Before Halloween was adopted by the major part of the country, All Saints’ Day was a very important celebration in Spain. During this day, Spanish families were formally dressed up and they went to the cemetery to visit their deceased. Today, these customs and traditions has still a current value in Spain, although with the arrival of Halloween it has lost power.

As for gastronomic customs, during the holidays in Salamanca it is typical to eat the well-known as “huesos de santo” or “buñuelos de viento”, in the shape of a ball. “Huesos de santo” are desserts made with marzipan (almond paste), originally filled with sweet yolk. On the other hand, the “buñuelos de viento” are sweets made with wheat flour, butter and eggs. Once fried in hot oil, they are sprinkled with sugar. According to some legend when you eat one of this cakes, a soul is saved from Purgatory.

As it is another typical tradition these days, florists from all over Salamanca get also prepared for this festivity. In ancient times, since the deceased could not be embalmed, they gave off a strong stench. That is why they were covered with flowers, which aromatized the atmosphere and made the act of holding a vigil for the deceased more pleasant. Over the years, this custom has endured and it is customary to bring flowers to the cemetery during All Saints Day.

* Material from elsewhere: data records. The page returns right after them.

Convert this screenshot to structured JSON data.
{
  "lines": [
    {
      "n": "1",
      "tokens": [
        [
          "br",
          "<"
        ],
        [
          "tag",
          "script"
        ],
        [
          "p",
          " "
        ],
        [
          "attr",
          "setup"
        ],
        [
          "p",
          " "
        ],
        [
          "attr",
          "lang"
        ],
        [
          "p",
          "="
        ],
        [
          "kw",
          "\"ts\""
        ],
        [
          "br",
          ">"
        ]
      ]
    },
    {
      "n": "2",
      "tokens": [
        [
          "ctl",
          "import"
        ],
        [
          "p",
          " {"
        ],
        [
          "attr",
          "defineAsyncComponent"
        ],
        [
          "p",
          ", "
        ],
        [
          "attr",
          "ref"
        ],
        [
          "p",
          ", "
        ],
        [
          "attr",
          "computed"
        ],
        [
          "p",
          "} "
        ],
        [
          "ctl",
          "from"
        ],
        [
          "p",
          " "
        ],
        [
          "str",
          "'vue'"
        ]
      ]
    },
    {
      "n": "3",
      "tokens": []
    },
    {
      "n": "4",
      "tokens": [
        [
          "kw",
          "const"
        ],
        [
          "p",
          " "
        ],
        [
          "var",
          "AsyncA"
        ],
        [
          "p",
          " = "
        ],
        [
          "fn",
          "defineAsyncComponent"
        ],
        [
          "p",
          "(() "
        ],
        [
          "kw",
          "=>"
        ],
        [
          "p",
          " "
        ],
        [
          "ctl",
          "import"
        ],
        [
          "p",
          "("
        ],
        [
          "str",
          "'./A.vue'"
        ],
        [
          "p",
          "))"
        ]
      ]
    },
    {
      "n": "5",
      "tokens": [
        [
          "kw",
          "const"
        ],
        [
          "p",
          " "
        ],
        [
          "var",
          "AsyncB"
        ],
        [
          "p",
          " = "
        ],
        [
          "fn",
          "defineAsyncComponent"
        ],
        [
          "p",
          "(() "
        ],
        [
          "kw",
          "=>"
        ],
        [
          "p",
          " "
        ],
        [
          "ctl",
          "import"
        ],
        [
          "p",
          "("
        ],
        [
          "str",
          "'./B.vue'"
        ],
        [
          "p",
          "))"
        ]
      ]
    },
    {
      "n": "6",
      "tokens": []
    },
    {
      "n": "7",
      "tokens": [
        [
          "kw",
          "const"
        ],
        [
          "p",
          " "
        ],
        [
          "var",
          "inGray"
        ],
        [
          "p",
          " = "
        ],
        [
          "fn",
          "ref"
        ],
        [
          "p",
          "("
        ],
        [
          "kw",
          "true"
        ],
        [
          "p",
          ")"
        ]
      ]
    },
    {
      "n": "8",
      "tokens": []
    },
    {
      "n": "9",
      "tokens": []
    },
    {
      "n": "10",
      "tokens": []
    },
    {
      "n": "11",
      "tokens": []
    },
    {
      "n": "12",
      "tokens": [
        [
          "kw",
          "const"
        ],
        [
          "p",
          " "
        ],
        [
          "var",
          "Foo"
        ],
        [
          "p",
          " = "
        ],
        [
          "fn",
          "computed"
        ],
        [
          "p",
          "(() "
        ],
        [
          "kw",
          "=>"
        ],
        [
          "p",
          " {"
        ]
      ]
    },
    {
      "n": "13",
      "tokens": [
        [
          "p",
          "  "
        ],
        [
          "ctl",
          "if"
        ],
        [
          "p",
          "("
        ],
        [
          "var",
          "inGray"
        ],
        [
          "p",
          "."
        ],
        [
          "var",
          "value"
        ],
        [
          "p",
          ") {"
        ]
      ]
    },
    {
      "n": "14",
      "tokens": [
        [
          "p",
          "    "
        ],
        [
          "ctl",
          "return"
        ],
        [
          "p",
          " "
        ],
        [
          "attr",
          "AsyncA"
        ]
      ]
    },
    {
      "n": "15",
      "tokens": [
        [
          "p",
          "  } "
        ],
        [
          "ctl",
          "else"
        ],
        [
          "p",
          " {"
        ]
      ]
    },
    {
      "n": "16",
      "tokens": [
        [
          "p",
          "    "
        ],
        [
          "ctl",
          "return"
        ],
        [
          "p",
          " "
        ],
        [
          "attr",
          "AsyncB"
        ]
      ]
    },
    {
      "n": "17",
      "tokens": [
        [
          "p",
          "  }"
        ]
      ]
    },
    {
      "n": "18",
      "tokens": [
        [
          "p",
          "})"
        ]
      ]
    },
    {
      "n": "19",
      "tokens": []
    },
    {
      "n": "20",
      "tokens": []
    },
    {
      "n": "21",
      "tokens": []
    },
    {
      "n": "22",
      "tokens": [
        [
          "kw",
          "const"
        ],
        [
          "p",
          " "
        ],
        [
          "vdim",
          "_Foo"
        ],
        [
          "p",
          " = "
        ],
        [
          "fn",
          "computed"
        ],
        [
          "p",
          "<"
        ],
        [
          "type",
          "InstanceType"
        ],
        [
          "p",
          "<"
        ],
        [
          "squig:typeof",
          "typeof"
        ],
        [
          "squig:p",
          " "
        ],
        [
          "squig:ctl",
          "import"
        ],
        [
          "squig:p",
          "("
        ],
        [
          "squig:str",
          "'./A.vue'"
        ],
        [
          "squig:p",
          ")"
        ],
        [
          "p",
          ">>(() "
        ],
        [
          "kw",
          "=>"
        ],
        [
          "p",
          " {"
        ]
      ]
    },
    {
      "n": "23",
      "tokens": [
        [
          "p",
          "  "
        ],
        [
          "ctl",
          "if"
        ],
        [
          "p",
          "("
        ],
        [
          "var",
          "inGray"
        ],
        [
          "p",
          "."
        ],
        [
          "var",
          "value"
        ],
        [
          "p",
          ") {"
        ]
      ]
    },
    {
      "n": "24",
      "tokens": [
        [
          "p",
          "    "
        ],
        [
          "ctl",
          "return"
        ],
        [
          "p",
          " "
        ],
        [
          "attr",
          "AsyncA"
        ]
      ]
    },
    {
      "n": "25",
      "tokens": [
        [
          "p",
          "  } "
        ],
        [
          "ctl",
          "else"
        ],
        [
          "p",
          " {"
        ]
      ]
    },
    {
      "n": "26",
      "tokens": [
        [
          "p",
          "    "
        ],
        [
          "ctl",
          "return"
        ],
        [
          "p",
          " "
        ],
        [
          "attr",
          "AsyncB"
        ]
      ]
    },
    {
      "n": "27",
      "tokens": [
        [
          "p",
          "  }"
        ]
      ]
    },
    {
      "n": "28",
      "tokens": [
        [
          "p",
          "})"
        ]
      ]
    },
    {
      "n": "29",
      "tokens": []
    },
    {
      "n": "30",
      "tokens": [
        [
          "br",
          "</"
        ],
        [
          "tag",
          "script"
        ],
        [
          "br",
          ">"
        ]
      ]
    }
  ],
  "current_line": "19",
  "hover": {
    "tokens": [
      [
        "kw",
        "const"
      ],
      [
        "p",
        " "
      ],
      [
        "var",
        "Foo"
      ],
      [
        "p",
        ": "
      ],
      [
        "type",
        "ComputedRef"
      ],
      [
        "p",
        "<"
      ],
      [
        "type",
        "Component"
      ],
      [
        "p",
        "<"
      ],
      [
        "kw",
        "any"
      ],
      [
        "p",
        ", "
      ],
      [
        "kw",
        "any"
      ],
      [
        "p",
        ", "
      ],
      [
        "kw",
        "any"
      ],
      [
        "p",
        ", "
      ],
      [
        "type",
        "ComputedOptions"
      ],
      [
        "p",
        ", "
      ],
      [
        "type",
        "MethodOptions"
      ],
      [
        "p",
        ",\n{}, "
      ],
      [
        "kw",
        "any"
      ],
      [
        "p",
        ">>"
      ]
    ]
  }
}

There are many who decide to celebrate both Halloween and All Saints’ Day in a Salamanca filled with a mixture of customs and traditions. That is why we should be grateful for the presence of young people from all over the world who come to study at the University of Salamanca.

If you want to enjoy our mix of cultures and feel at home, come and study Spanish at Interlenguis. With our Culture and Literature course you will enjoy sharing with us.